The world we live in is good at caring for the disabled, and they get lots of government benefits. But rarely do I see anyone learning from them.
I was invited for supper, where I met a young man named Justin. He has Downs Syndrome. Such people used to be called mentally retarded. Now they’re referred to as developmentally disabled. But no one ever calls them character advanced.
Justin was positive and enthusiastic about everything he did and said. When I smiled at him, he beamed. And he’d give a thumbs up. He took it upon himself to clear two large tables covered with serving trays, dishes, cups, and utensils. It took a long time, and while the family members chatted, he carried every last thing with joy, never once asking anyone to help. When I passed him a plate, he thanked me as if I had done him a great favor. When I thanked him, he thanked me back more. When I simply picked up my wife’s purse, he wanted to help. That’s enough, Justin. Thank you.
It didn’t seem to occur to Justin that a person should act any other way. His family says he’s always cheerful and helpful. He never stops.
And I thought of how many “smart” people don’t come close to Justin’s character. I wondered how many could even hope to approach it. I want to be one.
Justin helped me to see more clearly than ever: While the world may consider him the least of these, Jesus would consider him among the greatest in the Kingdom of Heaven.
Justin loves Jesus very much. And I have no doubt of how much Jesus loves him.
Thank you, Justin, for helping me see, helping me love, and helping me serve.
What a wise young man you are.
“The LORD does not look at the things people look at. People look at the outward appearance, but the LORD looks at the heart” (1 Samuel 16:7 NIV).

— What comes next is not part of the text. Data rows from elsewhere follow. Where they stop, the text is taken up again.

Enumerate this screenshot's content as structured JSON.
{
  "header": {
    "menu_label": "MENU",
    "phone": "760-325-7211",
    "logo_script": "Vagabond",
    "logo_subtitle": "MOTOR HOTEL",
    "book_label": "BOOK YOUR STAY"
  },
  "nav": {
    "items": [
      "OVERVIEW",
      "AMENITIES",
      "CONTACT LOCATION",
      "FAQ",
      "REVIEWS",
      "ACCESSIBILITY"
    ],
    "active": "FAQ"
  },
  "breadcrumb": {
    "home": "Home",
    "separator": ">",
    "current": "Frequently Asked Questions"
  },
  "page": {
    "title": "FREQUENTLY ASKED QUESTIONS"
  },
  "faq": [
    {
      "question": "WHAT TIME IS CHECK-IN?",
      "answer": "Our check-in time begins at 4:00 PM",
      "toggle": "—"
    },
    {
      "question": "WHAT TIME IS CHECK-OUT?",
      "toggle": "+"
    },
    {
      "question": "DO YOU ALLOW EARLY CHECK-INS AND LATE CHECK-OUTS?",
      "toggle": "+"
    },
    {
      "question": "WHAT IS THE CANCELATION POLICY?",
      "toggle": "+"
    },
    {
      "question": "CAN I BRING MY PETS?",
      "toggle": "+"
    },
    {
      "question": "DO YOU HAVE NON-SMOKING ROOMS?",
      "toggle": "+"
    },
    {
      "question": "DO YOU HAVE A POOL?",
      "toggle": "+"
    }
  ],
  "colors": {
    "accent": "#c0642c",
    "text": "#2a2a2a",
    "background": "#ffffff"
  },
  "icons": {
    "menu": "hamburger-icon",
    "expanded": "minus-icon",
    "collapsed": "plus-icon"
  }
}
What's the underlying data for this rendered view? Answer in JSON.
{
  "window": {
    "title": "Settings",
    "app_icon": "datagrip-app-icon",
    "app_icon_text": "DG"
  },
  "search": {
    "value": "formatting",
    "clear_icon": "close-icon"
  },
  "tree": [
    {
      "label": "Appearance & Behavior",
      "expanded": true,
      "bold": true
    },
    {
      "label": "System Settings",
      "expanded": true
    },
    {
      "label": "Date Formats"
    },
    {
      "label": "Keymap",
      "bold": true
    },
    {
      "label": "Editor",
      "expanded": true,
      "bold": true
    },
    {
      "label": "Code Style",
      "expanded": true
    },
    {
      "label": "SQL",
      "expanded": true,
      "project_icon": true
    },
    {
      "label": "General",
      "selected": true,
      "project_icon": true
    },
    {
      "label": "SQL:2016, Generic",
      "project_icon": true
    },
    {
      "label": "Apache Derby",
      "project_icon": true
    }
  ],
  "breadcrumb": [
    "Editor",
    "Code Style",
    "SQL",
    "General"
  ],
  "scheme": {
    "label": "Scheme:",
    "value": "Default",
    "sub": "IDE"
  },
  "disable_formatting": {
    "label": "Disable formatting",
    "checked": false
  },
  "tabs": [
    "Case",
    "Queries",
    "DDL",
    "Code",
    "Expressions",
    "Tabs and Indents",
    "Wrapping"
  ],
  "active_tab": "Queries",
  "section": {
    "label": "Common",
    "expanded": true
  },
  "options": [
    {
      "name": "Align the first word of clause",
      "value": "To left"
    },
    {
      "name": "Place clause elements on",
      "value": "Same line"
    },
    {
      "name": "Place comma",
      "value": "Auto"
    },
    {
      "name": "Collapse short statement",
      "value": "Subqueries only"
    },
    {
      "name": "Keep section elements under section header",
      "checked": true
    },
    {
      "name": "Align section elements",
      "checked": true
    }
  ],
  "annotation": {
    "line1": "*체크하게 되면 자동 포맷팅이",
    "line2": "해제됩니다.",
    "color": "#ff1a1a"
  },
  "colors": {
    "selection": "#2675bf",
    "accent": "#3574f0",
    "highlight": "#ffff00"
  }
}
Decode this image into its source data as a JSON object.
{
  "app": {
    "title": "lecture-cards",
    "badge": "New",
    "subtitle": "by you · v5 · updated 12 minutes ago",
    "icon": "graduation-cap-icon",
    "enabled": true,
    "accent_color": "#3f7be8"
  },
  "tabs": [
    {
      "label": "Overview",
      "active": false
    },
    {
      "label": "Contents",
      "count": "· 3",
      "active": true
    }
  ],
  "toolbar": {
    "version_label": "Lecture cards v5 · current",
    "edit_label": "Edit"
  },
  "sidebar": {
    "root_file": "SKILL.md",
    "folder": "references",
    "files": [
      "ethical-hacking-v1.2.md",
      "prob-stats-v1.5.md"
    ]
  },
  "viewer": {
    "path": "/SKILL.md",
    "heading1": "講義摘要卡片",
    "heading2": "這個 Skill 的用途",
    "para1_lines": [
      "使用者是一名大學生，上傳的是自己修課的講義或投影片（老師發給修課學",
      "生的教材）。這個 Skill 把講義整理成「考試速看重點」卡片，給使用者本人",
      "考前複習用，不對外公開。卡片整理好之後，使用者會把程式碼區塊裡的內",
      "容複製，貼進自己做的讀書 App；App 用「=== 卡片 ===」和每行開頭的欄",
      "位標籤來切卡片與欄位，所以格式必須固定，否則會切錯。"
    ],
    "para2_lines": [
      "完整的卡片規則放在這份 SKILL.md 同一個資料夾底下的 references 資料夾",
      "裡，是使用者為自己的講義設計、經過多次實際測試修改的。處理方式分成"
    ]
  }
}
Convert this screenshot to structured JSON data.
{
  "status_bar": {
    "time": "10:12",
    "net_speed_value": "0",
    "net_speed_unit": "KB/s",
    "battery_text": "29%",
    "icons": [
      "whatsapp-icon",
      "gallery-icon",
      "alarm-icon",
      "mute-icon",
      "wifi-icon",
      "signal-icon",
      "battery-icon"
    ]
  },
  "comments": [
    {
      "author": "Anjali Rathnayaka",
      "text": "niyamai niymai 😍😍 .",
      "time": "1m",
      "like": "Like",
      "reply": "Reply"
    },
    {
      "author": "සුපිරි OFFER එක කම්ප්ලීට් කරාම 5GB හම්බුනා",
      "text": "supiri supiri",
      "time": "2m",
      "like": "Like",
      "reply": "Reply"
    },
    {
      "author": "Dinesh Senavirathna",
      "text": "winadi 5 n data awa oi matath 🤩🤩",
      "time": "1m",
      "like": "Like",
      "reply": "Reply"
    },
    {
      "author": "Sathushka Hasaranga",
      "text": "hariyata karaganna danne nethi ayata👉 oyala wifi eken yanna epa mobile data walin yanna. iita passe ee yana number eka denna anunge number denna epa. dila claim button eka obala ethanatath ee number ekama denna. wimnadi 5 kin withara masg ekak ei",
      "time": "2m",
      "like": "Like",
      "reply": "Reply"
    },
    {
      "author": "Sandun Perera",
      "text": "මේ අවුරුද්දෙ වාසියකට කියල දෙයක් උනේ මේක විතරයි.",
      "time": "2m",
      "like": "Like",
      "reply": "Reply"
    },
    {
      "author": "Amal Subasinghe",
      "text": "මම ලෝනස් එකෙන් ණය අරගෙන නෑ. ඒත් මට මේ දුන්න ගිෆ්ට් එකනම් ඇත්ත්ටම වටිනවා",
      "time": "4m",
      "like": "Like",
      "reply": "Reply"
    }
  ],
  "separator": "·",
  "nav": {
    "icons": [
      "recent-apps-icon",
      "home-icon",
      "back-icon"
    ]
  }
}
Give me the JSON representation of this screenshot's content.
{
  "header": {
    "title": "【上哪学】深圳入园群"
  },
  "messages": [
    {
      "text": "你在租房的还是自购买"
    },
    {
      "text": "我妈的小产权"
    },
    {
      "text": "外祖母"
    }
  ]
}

Father, open my eyes to see as you see, to know the heart as you do, and to grow in character as Christ enables me.
By Peter Lundell –
February 19, 2014. 2:30 p.m.
57 Freeway northbound, right lane. 65 mph.
Siren behind me but nothing in the rear-view mirror.
Out of nowhere—a white four-door sedan careens across four lanes right at me. About to collide, I slam the brakes. The madman clears my front bumper by inches. He barrels up Pathfinder exit and looks back.
Flashing lights in the mirror. The siren. A highway patrol car veers across the lanes right behind me, misses the exit and tears up the embankment beside the exit, bounces over the curbs, and keeps charging after the lawbreaker—who apparently thought no pursuing cop would dare make such a move.
I’m now passing under the bridge. My hands are shaking. What just happened? And what didn’t happen is more terrifying. I could have been killed or grievously maimed for life if that sucker had hit me. If I had flipped. If I had been crushed by cars behind me. If I had not been paying attention as I drove. All in an instant.
The cars on the merging freeway drive along in their normal day. And we all live the same way, as if nothing will happen to us. Until it does. Or almost does. And it certainly does happen to someone every day. Like the four kids in our church who died on a nearby freeway when things didn’t go so well.
How our lives hang in a precarious balance. How the veil between earth and eternity can be so porous. How we must always be ready. We’re wise to put ourselves in God’s hands.
If you can grasp this as it relates to your own life, I’m sure you will appreciate the precious gift of life in the face of eternity. Live every day God gives you as a gift back to Him.
“Whoever dwells in the shelter of the Most High will rest in the shadow of the Almighty. I will say of the LORD, “He is my refuge and my fortress, my God, in whom I trust. . . For he will command his angels concerning you to guard you in all your ways” (Psalm 91:1–2, 11 NIV).
“Lord God, my Protector and Shield, I know my days are numbered, yet as I live each day I do so by Your grace and protection. My life is in Your hands.”